- Joho Special Isis – This policy is good for anyone with a postal address in the Netherlands, and who plans to start and end their trip in the Netherlands. It can be purchased for up to 4 years. You don’t need a Dutch passport or to have domestic Dutch health insurance.
- Coris (not recommended by the person who used them)
- British Mountaineering Council – This is the company that insured us for all 3 years of our 2006-2009 world tour. Their policies are changing and they are now reluctant to insure anything other than short breaks away.
- Campbell Irvine (used by Rolling Tales)
- ETA – Only covers up to 60 days worldwide (90 days in Europe) but if you can cope with the timescale then they do have some nice features, such as insurance for the bike itself.
- Insure and Go – Policies of up to 18 months under their backpackers policy (used by Bike About).
- Navigator Travel – This company seems to be used by a few bike tourists, judging by emails we receive. “I’ve got 6 months cover including cycle touring and I can extend it by phone while I’m away, if my plans change. The price was really good and they insure up to age 64 which solves one of the problems I’ve been hitting in my searches,” says Ann Wilson.
- PJ Hayman
- Rock Insurance
No matter which company you go with, when you’re comparing policies and prices ask questions like:
1. Does your policy cover cycle touring as a primary form of transport? Many travel policies aimed at gap year trips and backpackers only cover cycling as an incidental activity, not a primary one.
2. Can I renew this policy after one year and from abroad? For longer expeditions, this question is especially important. Some policies cannot be renewed or only from your country of residence.
3. Will my policy be invalidated if I return home for a visit? The fine print may state that your policy becomes void if you go back home, even briefly. Because our trip started with a London-Montreal-London flight and then on to Europe, we had to exclude many potential policies.

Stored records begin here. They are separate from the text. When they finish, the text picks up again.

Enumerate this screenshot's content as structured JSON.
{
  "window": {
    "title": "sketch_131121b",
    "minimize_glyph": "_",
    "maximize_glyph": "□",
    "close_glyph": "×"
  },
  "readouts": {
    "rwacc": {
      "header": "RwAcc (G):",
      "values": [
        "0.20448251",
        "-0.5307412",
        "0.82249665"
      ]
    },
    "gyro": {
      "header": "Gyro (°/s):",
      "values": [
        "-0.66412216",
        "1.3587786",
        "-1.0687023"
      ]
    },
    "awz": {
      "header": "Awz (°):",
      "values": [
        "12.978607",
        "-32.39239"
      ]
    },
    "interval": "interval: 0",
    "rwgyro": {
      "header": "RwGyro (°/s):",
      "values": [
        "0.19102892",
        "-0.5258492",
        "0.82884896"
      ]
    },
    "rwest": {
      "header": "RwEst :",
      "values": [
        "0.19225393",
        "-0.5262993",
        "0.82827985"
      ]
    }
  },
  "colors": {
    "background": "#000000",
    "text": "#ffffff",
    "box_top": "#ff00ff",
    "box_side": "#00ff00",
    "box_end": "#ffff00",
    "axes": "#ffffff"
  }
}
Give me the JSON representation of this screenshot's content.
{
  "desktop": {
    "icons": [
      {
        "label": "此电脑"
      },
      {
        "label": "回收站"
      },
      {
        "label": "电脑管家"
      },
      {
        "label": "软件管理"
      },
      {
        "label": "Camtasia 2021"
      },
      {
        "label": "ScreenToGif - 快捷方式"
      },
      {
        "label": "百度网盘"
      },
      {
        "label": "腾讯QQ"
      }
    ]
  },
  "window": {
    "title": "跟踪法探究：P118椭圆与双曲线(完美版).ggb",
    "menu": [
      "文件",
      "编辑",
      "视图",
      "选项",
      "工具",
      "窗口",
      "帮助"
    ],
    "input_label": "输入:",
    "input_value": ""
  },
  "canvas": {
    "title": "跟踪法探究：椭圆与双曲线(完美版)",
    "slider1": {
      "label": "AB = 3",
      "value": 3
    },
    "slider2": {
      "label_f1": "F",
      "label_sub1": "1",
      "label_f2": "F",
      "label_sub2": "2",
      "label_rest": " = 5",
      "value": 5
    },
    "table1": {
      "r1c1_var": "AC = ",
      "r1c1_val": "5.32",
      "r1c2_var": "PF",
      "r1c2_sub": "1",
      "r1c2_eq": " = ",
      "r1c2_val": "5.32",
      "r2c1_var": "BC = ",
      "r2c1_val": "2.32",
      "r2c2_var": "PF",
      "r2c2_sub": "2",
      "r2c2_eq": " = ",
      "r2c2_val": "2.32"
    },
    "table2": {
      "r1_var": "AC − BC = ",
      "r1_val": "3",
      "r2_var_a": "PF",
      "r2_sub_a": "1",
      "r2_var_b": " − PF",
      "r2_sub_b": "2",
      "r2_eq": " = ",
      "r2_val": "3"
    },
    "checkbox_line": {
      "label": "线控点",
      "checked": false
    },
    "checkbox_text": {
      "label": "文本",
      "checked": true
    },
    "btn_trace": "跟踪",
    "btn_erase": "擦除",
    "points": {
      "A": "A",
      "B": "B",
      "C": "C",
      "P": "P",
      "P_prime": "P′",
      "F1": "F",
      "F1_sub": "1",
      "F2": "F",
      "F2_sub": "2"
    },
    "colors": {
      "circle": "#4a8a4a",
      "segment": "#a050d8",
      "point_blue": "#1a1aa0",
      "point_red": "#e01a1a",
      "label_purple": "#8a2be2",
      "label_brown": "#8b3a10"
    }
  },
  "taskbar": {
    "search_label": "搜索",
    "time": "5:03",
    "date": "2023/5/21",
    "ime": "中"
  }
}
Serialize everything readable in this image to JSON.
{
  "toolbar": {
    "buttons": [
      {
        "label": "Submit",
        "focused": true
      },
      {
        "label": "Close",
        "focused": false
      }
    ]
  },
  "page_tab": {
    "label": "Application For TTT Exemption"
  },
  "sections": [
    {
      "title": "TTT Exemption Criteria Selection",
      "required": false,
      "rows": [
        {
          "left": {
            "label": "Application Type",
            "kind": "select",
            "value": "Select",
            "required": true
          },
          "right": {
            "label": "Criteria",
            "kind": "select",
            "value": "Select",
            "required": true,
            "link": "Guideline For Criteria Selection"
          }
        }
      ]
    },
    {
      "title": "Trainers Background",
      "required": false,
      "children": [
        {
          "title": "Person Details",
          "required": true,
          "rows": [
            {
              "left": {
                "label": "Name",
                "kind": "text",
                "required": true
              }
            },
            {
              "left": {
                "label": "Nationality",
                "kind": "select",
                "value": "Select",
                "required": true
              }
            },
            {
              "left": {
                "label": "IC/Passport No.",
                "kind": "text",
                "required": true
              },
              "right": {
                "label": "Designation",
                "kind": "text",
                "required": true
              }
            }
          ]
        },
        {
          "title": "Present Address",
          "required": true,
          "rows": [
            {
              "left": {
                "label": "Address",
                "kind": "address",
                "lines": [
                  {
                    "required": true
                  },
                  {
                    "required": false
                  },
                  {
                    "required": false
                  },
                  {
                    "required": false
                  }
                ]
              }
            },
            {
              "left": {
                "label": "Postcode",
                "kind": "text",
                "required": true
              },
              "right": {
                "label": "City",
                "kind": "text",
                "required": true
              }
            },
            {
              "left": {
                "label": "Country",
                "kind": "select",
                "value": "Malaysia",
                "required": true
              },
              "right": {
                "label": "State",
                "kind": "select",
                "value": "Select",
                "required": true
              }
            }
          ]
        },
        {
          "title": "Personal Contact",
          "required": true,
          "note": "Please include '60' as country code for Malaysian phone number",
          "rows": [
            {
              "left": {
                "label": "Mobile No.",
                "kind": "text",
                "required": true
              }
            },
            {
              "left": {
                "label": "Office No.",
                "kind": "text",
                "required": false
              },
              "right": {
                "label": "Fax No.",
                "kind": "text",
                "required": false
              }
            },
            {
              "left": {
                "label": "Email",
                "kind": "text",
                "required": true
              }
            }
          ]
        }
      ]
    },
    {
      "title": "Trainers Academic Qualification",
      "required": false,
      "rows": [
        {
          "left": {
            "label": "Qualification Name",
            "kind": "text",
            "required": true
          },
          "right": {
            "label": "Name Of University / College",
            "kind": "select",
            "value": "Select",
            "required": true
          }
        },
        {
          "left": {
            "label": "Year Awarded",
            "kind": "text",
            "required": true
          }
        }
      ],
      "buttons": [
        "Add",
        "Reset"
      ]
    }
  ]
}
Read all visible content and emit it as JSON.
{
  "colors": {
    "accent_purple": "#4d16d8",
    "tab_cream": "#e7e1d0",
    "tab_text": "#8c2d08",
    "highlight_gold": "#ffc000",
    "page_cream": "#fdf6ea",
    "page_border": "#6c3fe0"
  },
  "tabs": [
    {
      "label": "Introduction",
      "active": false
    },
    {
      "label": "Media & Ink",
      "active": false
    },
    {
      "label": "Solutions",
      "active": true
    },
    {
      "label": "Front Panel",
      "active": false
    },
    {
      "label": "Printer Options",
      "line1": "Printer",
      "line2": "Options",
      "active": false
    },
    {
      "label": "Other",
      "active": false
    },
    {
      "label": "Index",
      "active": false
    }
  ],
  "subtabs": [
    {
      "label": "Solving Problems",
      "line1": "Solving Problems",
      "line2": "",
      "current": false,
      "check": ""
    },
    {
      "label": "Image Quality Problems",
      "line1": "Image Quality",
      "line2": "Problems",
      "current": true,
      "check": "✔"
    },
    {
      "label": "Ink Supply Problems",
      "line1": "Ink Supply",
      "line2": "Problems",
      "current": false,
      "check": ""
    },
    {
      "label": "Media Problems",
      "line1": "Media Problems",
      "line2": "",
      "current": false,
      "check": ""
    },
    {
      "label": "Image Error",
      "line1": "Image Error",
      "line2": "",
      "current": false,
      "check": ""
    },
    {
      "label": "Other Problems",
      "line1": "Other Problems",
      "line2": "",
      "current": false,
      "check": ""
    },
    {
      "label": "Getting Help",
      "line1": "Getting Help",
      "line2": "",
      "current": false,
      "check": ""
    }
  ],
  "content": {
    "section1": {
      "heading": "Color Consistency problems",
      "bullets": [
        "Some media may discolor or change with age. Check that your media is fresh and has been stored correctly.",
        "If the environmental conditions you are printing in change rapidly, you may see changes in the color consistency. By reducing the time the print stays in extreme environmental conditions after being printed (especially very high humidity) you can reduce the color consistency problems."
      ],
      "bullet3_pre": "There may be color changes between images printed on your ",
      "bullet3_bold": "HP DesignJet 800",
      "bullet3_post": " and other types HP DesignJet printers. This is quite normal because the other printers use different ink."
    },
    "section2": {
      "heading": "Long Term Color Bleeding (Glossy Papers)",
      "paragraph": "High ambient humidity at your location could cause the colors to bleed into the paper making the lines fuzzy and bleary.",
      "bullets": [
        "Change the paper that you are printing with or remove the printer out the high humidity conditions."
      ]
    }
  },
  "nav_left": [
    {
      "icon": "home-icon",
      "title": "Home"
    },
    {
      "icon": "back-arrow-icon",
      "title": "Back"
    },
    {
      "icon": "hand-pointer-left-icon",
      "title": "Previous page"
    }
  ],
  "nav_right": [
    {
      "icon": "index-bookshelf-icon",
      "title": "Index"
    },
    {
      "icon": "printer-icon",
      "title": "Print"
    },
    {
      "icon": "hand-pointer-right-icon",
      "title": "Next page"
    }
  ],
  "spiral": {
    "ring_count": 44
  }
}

4. How long can I be away in any given period? Some ‘year policies’ only allow you to actually be away for a certain number of days in that year.
Check as well to see what is already covered by insurance you already hold. House insurance frequently provides some coverage and we met a New Zealand cyclist doing a tour of her home country, who said her car insurance included a break-down service if something happened to her bike!
Many first-time bike tourists get hung up on finding cover for the entire value of their bicycle. Insurance for high-value bicycles is, however, expensive and hard to find in most countries.
All in all, the risk of having your bike stolen on tour is quite small, so this is one risk it’s probably best to just guard against yourself by taking basic precautions against bike theft.
- Cycle Touring Insurance Tips from Tour.tk